When my mother passed away in 2000, I was relieved to discover that she and my father had made funeral arrangements many years previously. Because of this, my brothers and I weren’t faced with the burden of trying to guess what she would have wanted. It was a generous and loving act that we appreciated again when my father died several years later. Their ashes now lay side-by-side in a columbarium overlooking the Pacific Ocean.

After doing some research, I found the answer to my dilemma: tree urns. Planting commemorative trees is a practice that has been around for a while, but I discovered that there is a way I can actually become part of a tree once I am gone.

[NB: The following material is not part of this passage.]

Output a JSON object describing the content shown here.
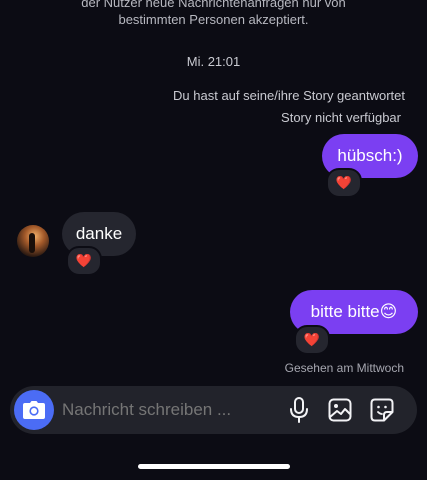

There are several companies that sell these urns, which contain all the items necessary for the process (“just add ashes!”): Bios Urns, EterniTrees, Spirit Trees, Peotrees, are a few that I found. The prices vary, but the concept is pretty much the same: one’s ashes are mixed with planting soil, nutrients, and a tree seed. Since ashes contain phosphorous, they contribute to the healthy growth of the tree. How great is that?! I have always considered myself a tree-hugger, but now I can actually nourish the tree. Rather than becoming post-consumer (as in me, the consumer) waste, I can contribute healthy Co2 to the atmosphere for many years to come.

Most of the companies that sell tree urns offer a choice of seeds. Beech, maple, and oak are a few of the options listed on one website. Living – and most likely dying – in Southern California, I’d probably choose a tree that’s drought resistant. Or, maybe a citrus. A lime tree, perhaps, so my tree’s fruit could be blended into pitchers of margaritas or muddled to make a mojito.

Since we are pretty sure we can’t take it with us, my husband and I intend to spend most of our assets having fun in our retirement (sorry, designated charities), leaving just enough for a heck of a Celebration of Life party for our friends. Although I’d like to think we will leave the world a better place, most likely our names won’t be remembered by generations far into the future, nor will they be engraved on a plaque or noted in a text.

Maybe my ashes could be used to propagate a tree planted in our back yard. Becoming a tree – a symbol of eternal life in many cultures – will allow me to live on, providing some beauty, a little shade, and perhaps adding a refreshing zest to the drinks of future homeowners. I hope they will raise a toast to my memory.